Of the many injured Yankees, the one nostalgic fans miss the most is soon-to-be centenarian and long-time Voice of the Yankees Bob Sheppard. Sheppard has been on the DL, so to speak, since the end of September with a very bad illness.
But today, we learn some good news: Sheppard hopes to be back in the booth by July 1, and he definitely wants to be in the booth for the All Star Game and for the opening of the new stadium. No word on if the Yanks plan to schedule any rehab appearances for the Hall of Famer in Trenton or Scranton.
Via PeteAbe, we find a site called Busted Halo and an interview with Sheppard. Sheppard, who won’t give out his age, is rumored to be 98 years old and has been announcing games for 57 seasons. In the interview, Sheppard talks about his illness:
Up until my recent illness, I have been physically fit for somebody my age. But last January for some reason or other, life caught up with me, and I began losing weight. I had a very serious problem with my lungs because of a bronchial problem and I was hospitalized. I had lost weight. I had gotten down to 103 pounds!
He talks about returning to the Bronx:
According to the doctor, when I reach, “my fighting weight” about 145-150, he will allow me to go back to Yankee Stadium and finish the season. So my target date to be back is July 1. There is an All Star Game to be played at Yankee Stadium on July 15th and one of my goals is to be there and announce it. I did one years and years ago at Yankee Stadium but I can’t recall it. So now this would be something to remember. I do want to be there next year when we open a new Stadium. And I’d like to be the one who says, “Good Afternoon Ladies and Gentlemen…Welcome to the NEW…Yankee Stadium.”
From the way he talks, it sounds like Sheppard’s illness was more serious than anyone had really reported. I’m glad to hear that Bob’s on the mend, and I’m eagerly awaiting his return to Yankee Stadium. It’s just not the same without him.
The news on Wednesday surrounding Bob Sheppard’s health was sparse but promising. A few news outlets reported that Sheppard, while planning to miss Opening Day, would be back this season as soon as his health and wife allow it.
Well, George Vecsey of The Times went one step futher, and yesterday, he published an excellent column about the Voice of the Yankees. The lede is fantastic: Vecsey calls Sheppard’s house only to have Bob answer the phone. I would probably flip out if Bob Sheppard were to answer the phone in that very distinct voice.
Sheppard, Vecsey notes, was very sick last year. He couldn’t talk; he had to go the hopsital; and he eventually found himself down to 103 pounds. At 97 — Sheppard’s reported age — that is quite the health scare.
The Yankees say they believe Sheppard will return in July even though Bob’s aiming for June. The team may opt to keep him on the DL until the All Star Game just to make sure he’s healthy. As Vecsey writes, Bob Sheppard is Yankee Stadium:

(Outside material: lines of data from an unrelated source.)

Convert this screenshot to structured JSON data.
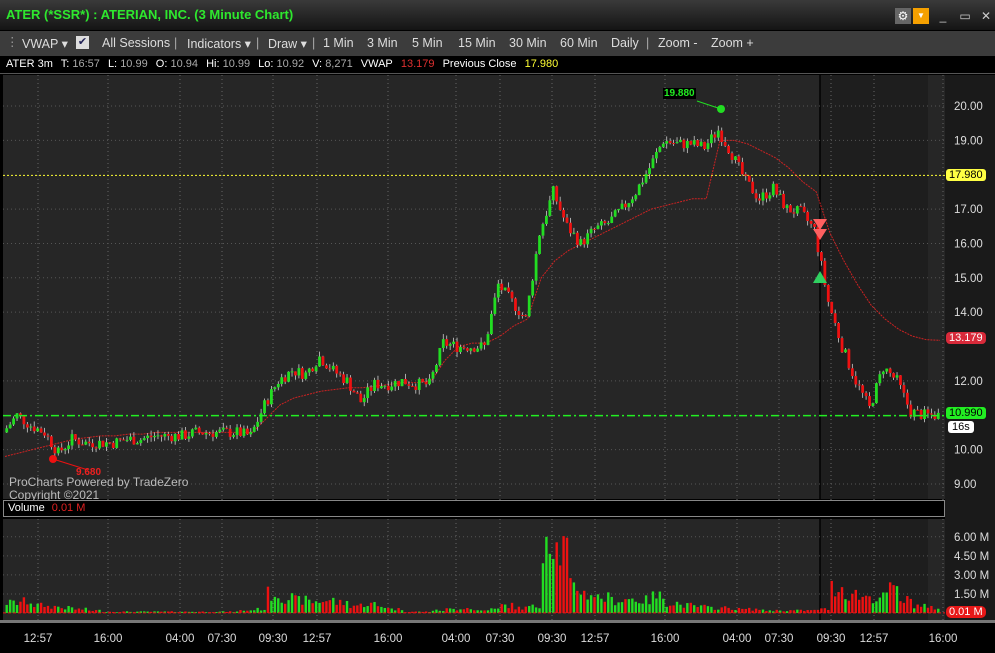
{
  "window": {
    "title": "ATER (*SSR*) : ATERIAN, INC. (3 Minute Chart)"
  },
  "toolbar": {
    "vwap": "VWAP ▾",
    "all_sessions": "All Sessions",
    "indicators": "Indicators ▾",
    "draw": "Draw ▾",
    "intervals": [
      "1 Min",
      "3 Min",
      "5 Min",
      "15 Min",
      "30 Min",
      "60 Min",
      "Daily"
    ],
    "zoom_out": "Zoom -",
    "zoom_in": "Zoom +",
    "all_sessions_checked": true
  },
  "info": {
    "symbol": "ATER 3m",
    "t_label": "T:",
    "t": "16:57",
    "l_label": "L:",
    "l": "10.99",
    "o_label": "O:",
    "o": "10.94",
    "hi_label": "Hi:",
    "hi": "10.99",
    "lo_label": "Lo:",
    "lo": "10.92",
    "v_label": "V:",
    "v": "8,271",
    "vwap_label": "VWAP",
    "vwap": "13.179",
    "prev_label": "Previous Close",
    "prev": "17.980"
  },
  "watermark": {
    "line1": "ProCharts Powered by TradeZero",
    "line2": "Copyright ©2021"
  },
  "volume_header": {
    "label": "Volume",
    "value": "0.01 M"
  },
  "markers": {
    "high": "19.880",
    "low": "9.680",
    "last": "10.990",
    "vwap_tag": "13.179",
    "prev_tag": "17.980",
    "countdown": "16s",
    "volume_tag": "0.01 M"
  },
  "colors": {
    "up": "#22dd22",
    "down": "#ee1111",
    "vwap": "#cc2222",
    "prev": "#ffff33",
    "last": "#22ee22"
  },
  "chart_data": {
    "type": "candlestick",
    "price_ticks": [
      "20.00",
      "19.00",
      "17.00",
      "16.00",
      "15.00",
      "14.00",
      "12.00",
      "10.00",
      "9.00"
    ],
    "price_tick_values": [
      20,
      19,
      17,
      16,
      15,
      14,
      12,
      10,
      9
    ],
    "ylim": [
      9,
      20
    ],
    "volume_ticks": [
      "6.00 M",
      "4.50 M",
      "3.00 M",
      "1.50 M"
    ],
    "volume_tick_values": [
      6,
      4.5,
      3,
      1.5
    ],
    "time_ticks": [
      "12:57",
      "16:00",
      "04:00",
      "07:30",
      "09:30",
      "12:57",
      "16:00",
      "04:00",
      "07:30",
      "09:30",
      "12:57",
      "16:00",
      "04:00",
      "07:30",
      "09:30",
      "12:57",
      "16:00"
    ],
    "closes": [
      10.5,
      11.0,
      10.7,
      10.5,
      9.9,
      10.3,
      10.2,
      10.2,
      10.2,
      10.3,
      10.3,
      10.4,
      10.4,
      10.4,
      10.5,
      10.5,
      10.5,
      10.5,
      10.4,
      11.3,
      12.0,
      12.3,
      12.2,
      12.7,
      12.3,
      12.0,
      11.4,
      11.9,
      11.9,
      12.0,
      11.9,
      11.9,
      13.1,
      13.0,
      13.0,
      13.0,
      14.8,
      14.3,
      13.8,
      16.3,
      17.5,
      16.5,
      16.0,
      16.4,
      16.6,
      17.0,
      17.5,
      18.2,
      19.0,
      18.9,
      18.9,
      18.8,
      19.3,
      18.6,
      17.8,
      17.3,
      17.6,
      17.0,
      16.9,
      16.4,
      14.3,
      13.0,
      12.0,
      11.2,
      12.4,
      12.0,
      11.1,
      11.0,
      11.0
    ],
    "vwap": [
      9.8,
      9.9,
      10.0,
      10.1,
      10.2,
      10.3,
      10.35,
      10.4,
      10.4,
      10.45,
      10.45,
      10.5,
      10.5,
      10.5,
      10.5,
      10.5,
      10.5,
      10.5,
      10.5,
      10.9,
      11.3,
      11.5,
      11.6,
      11.7,
      11.75,
      11.8,
      11.8,
      11.85,
      11.9,
      11.95,
      11.95,
      12.0,
      12.6,
      13.0,
      13.1,
      13.1,
      13.3,
      13.6,
      13.8,
      15.0,
      15.5,
      15.8,
      16.0,
      16.2,
      16.4,
      16.6,
      16.8,
      17.0,
      17.1,
      17.2,
      17.3,
      17.3,
      19.0,
      19.0,
      18.9,
      18.7,
      18.5,
      18.2,
      17.8,
      17.5,
      16.3,
      15.5,
      14.8,
      14.2,
      13.8,
      13.5,
      13.3,
      13.2,
      13.18
    ],
    "volume": [
      0.8,
      0.9,
      0.6,
      0.5,
      0.4,
      0.3,
      0.2,
      0.1,
      0.1,
      0.1,
      0.1,
      0.1,
      0.1,
      0.1,
      0.1,
      0.1,
      0.1,
      0.2,
      0.3,
      1.5,
      1.2,
      1.0,
      0.9,
      1.0,
      0.8,
      0.6,
      0.7,
      0.5,
      0.3,
      0.1,
      0.1,
      0.2,
      0.3,
      0.4,
      0.2,
      0.3,
      0.6,
      0.4,
      0.5,
      6.5,
      5.0,
      2.0,
      1.5,
      1.2,
      1.0,
      1.1,
      1.0,
      1.3,
      0.8,
      0.6,
      0.5,
      0.4,
      0.4,
      0.3,
      0.3,
      0.2,
      0.2,
      0.2,
      0.2,
      0.3,
      2.0,
      1.5,
      1.3,
      1.2,
      1.8,
      1.0,
      0.6,
      0.4,
      0.3
    ]
  }
}
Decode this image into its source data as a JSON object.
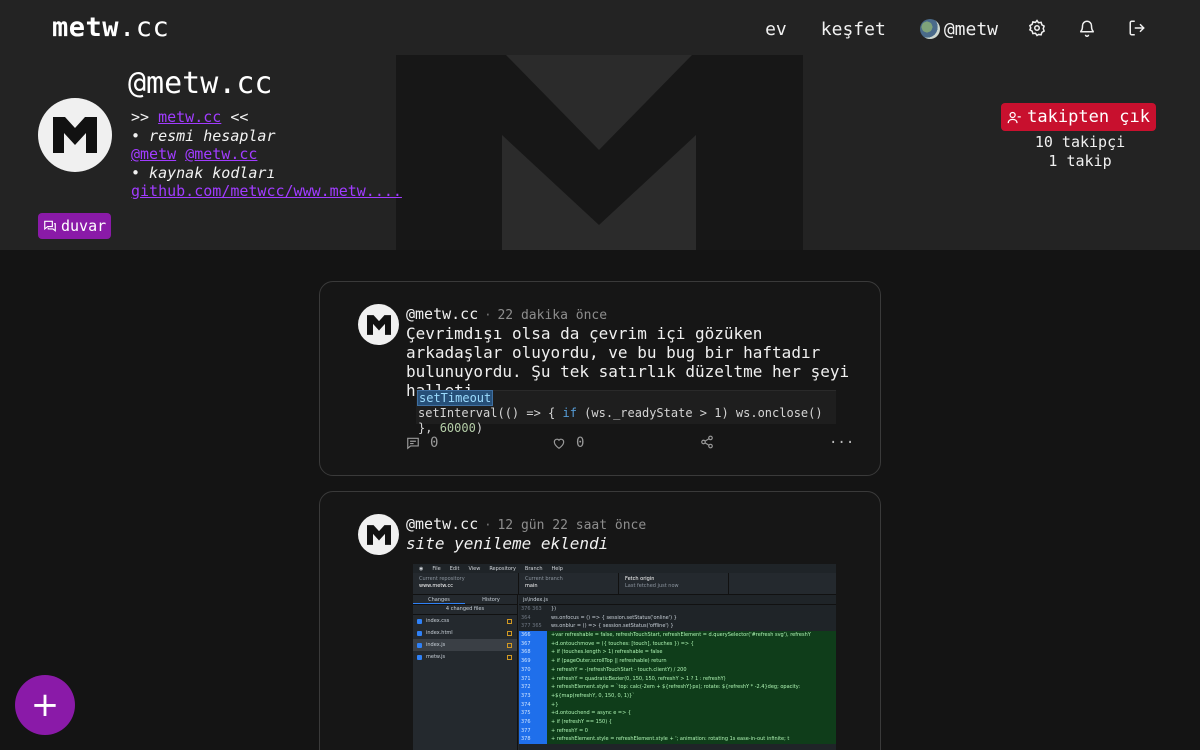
{
  "header": {
    "logo_bold": "metw",
    "logo_rest": ".cc",
    "nav": {
      "home": "ev",
      "explore": "keşfet",
      "user": "@metw"
    },
    "icons": [
      "gear-icon",
      "bell-icon",
      "logout-icon"
    ]
  },
  "profile": {
    "name": "@metw.cc",
    "bio": {
      "line1_prefix": ">>",
      "line1_link": "metw.cc",
      "line1_suffix": "<<",
      "line2": "• resmi hesaplar",
      "line3_link1": "@metw",
      "line3_link2": "@metw.cc",
      "line4": "• kaynak kodları",
      "line5_link": "github.com/metwcc/www.metw...."
    },
    "wall_button": "duvar",
    "unfollow_button": "takipten çık",
    "followers": "10 takipçi",
    "following": "1 takip"
  },
  "posts": [
    {
      "author": "@metw.cc",
      "time": "22 dakika önce",
      "text": "Çevrimdışı olsa da çevrim içi gözüken arkadaşlar oluyordu, ve bu bug bir haftadır bulunuyordu. Şu tek satırlık düzeltme her şeyi halleti...",
      "code": {
        "selected": "setTimeout",
        "line2_a": "setInterval(() => { ",
        "line2_kw": "if",
        "line2_b": " (ws._readyState > 1) ws.onclose() }, ",
        "line2_num": "60000",
        "line2_c": ")"
      },
      "comments": "0",
      "likes": "0"
    },
    {
      "author": "@metw.cc",
      "time": "12 gün 22 saat önce",
      "text": "site yenileme eklendi",
      "screenshot": {
        "menu": [
          "File",
          "Edit",
          "View",
          "Repository",
          "Branch",
          "Help"
        ],
        "repo_label": "Current repository",
        "repo_value": "www.metw.cc",
        "branch_label": "Current branch",
        "branch_value": "main",
        "fetch_label": "Fetch origin",
        "fetch_sub": "Last fetched just now",
        "tab_changes": "Changes",
        "tab_history": "History",
        "changed_files": "4 changed files",
        "files": [
          "index.css",
          "index.html",
          "index.js",
          "metw.js"
        ],
        "path": "js\\index.js",
        "lines": [
          {
            "n": "376 363",
            "src": "})",
            "add": false
          },
          {
            "n": "364",
            "src": "ws.onfocus = () => { session.setStatus('online') }",
            "add": false
          },
          {
            "n": "377 365",
            "src": "ws.onblur = () => { session.setStatus('offline') }",
            "add": false
          },
          {
            "n": "366",
            "src": "+var refreshable = false, refreshTouchStart, refreshElement = d.querySelector('#refresh svg'), refreshY",
            "add": true
          },
          {
            "n": "367",
            "src": "+d.ontouchmove = ({ touches: [touch], touches }) => {",
            "add": true
          },
          {
            "n": "368",
            "src": "+    if (touches.length > 1) refreshable = false",
            "add": true
          },
          {
            "n": "369",
            "src": "+    if (pageOuter.scrollTop || refreshable) return",
            "add": true
          },
          {
            "n": "370",
            "src": "+    refreshY = -(refreshTouchStart - touch.clientY) / 200",
            "add": true
          },
          {
            "n": "371",
            "src": "+    refreshY = quadraticBezier(0, 150, 150, refreshY > 1 ? 1 : refreshY)",
            "add": true
          },
          {
            "n": "372",
            "src": "+    refreshElement.style = `top: calc(-2em + ${refreshY}px); rotate: ${refreshY * -2.4}deg; opacity:",
            "add": true
          },
          {
            "n": "373",
            "src": "+${map(refreshY, 0, 150, 0, 1)}`",
            "add": true
          },
          {
            "n": "374",
            "src": "+}",
            "add": true
          },
          {
            "n": "375",
            "src": "+d.ontouchend = async e => {",
            "add": true
          },
          {
            "n": "376",
            "src": "+    if (refreshY == 150) {",
            "add": true
          },
          {
            "n": "377",
            "src": "+        refreshY = 0",
            "add": true
          },
          {
            "n": "378",
            "src": "+        refreshElement.style = refreshElement.style + '; animation: rotating 1s ease-in-out infinite; t",
            "add": true
          }
        ]
      }
    }
  ],
  "fab_label": "+",
  "colors": {
    "accent_purple": "#8a1aa8",
    "link_purple": "#a13cff",
    "danger_red": "#c8102e",
    "background": "#141414",
    "header_bg": "#232323"
  }
}
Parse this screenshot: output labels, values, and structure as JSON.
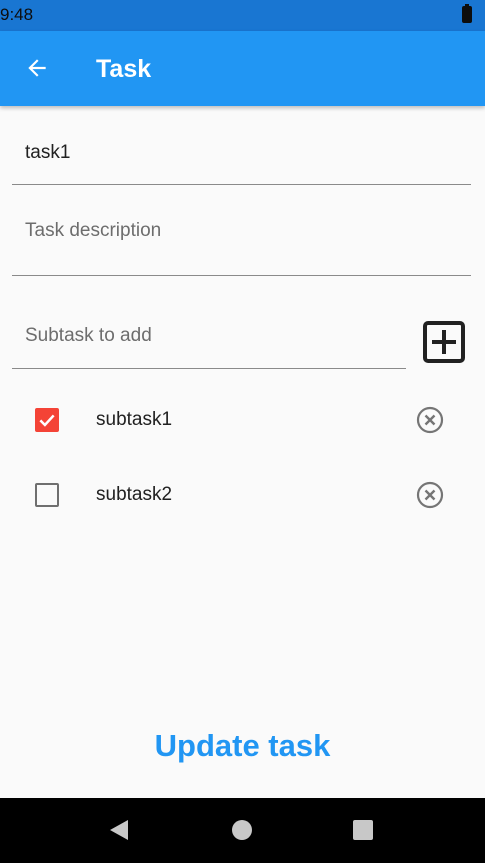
{
  "status_bar": {
    "time": "9:48"
  },
  "app_bar": {
    "title": "Task"
  },
  "form": {
    "task_title_value": "task1",
    "task_description_placeholder": "Task description",
    "task_description_value": "",
    "subtask_placeholder": "Subtask to add",
    "subtask_value": ""
  },
  "subtasks": [
    {
      "label": "subtask1",
      "checked": true
    },
    {
      "label": "subtask2",
      "checked": false
    }
  ],
  "actions": {
    "update_label": "Update task"
  },
  "icons": {
    "back": "arrow-back-icon",
    "add": "add-box-icon",
    "remove": "cancel-circle-outline-icon",
    "check": "check-icon",
    "nav_back": "triangle-back-icon",
    "nav_home": "circle-home-icon",
    "nav_recents": "square-recents-icon",
    "battery": "battery-icon"
  },
  "colors": {
    "status_bar": "#1976d2",
    "app_bar": "#2196f3",
    "accent": "#2196f3",
    "checkbox_checked": "#f44336",
    "background": "#fafafa",
    "nav_bar": "#000000"
  }
}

Robert Leo Sheppard has been a highlight of any trip to the big ballyard in the Bronx since opening day, April 17, 1951, when he announced the name of Joe DiMaggio right after the youngster playing right field, Mickey Mantle. Roger or Reggie or Bernie might not hit a home run on any given day, but Sheppard would deliver the starting lineups, in a voice that would make everybody else in the joint sound like we were Archie or Edith Bunker speaking some other language…
The players want to make the majors just to hear Sheppard announce their names. Reggie Jackson still hasn’t gotten over hearing Sheppard, on a busman’s holiday, do a guest inning in Anaheim, Calif., back in the late ’70s. Reggie, in the on-deck circle, nearly flipped, hearing that voice 3,000 miles from home.
Lonn Trost, the Yanks’ COO, summed it up best: “If there was a scale of importance, Bob would be at the top. We feel uncomfortable without Bob and we hope he is with us for another 118 years.”